Vintovačka had volunteered for this action, as she often did. She was to sneak up to the German bunker outpost under cover of night, and throw a hand grenade into one of the tiny slits of machine-gun openings.
She was fully aware that the odds might be fifty to one that she would miss the tiny gun port, especially in the half-light of the winter morning, and perish on the spot. But Vintovačka had no patience left for doubt, no time for fear of detection should her aim fail. As she was approaching the bunker undetected, she realized she was in luck again: the vapor from her breath was hidden by the mist of early morning winter air. When she reached the cement wall of the yurt-like structure, she pulled the pin and threw the grenade into the narrow opening. It sailed straight through the target, a perfect aim, not even touching its walls. She waited to hear the thud of the explosion inside, then perked up when smoke started seeping from the bunker
As soon as she saw the first soldier run out, thirsty for a breath of fresh air no matter what waited for him outside, she pulled the trigger of her machine gun. To her, nothing was more soothing now than the pulsating rattle of her rapid-fire weapon. Since taking to the mountains a year before, in every partisan assault she had volunteered to head the columns of men and women, and she insisted on being the last one when they needed cover in retreat. Vintovačka. They named her after her weapon of choice -- the Russian issue Vintov. Now she had no other name.
In the mountains she’d hardly ever spoken to anyone, and everyone respected her wish to be left alone.
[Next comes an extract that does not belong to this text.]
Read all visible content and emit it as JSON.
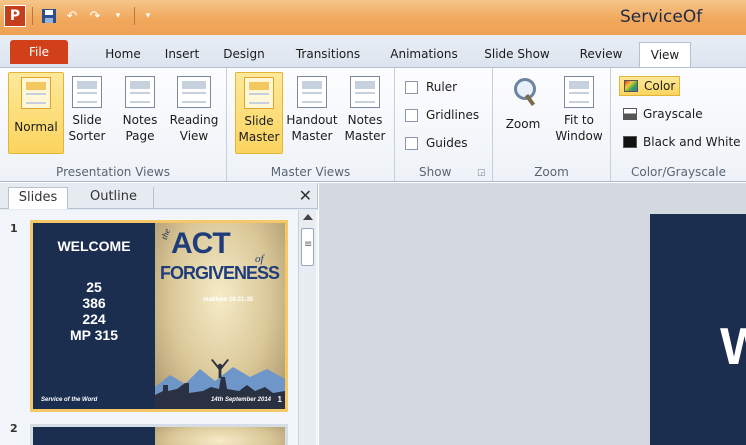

Her best moments came with the first signs of a forthcoming battle. She’d be bubbling with excitement as she charged into it. “Rat-tat-tat,” she would murmur, “rat-tat-tat here he comes, here he falls, here he’s dead—” They wondered about her, but respected the privacy wall she carried with her.
After her group took over the mountaintop bunker, the commander praised Vintovačka both for her stealth in approaching the fortification and her aim with the grenade. She felt good about this victory celebration, except that in the middle of it she had gotten back her period—the first since the day she was gang-raped back home. Now forced to take care of that mess again, it annoyed her. She’d hoped she wouldn’t have to deal with it any longer. She had just turned fourteen.
It seemed ages ago to her—when she got and lost her first period. It was 1941 and she was Seka then. She had been packing a large first-aid kit for her big brother Bogdan, the comander of my underground Unit, who was to join the partisans later that night. She didn’t tell anyone about it. Not quite a teenager, she felt happy with her grown-up secret.
She was telling it now to Slava, my bride of 2 months. Had Bogdan been alive, he would have been the age of this newcomer she was confiding in now. Slava and I had just fled the occupation of Rome, and joined Tito's recovery and military training camp in Gravina, Italy.
As her story continued to pour out, Vintovačka told Slava of the time back in Split in 1942—it seemed ages ago to her—when she got and lost her first period. Still Seka then, she remembered the detachment of uniformed men that pulled up in front of their house, screaming for Bogdan to come out clean with his hands up.
She rushed him to the back yard, helped him scale the stone wall, and watched him disappear into the Ghetto’s Casbah-like crooked streets. Mussolini’s Black Shirts broke down the front door. They searched the house, smashing furniture and everything else. When they couldn’t find Bogdan, they raped his sister—all six of them. Seka fought them silently, scratching, biting, kicking. They hurt her, but she didn’t cry out. She wouldn’t give them that satisfaction.
Bogdan wasn’t captured immediately, but was found soon after, tortured, and eventually killed. Seka fled to the mountains, joined the partisans, and took her revenge by becoming the best machine-gunner on the southern front—the legendary Vintovačka.
She never truly recovered. Shellshock, people called it.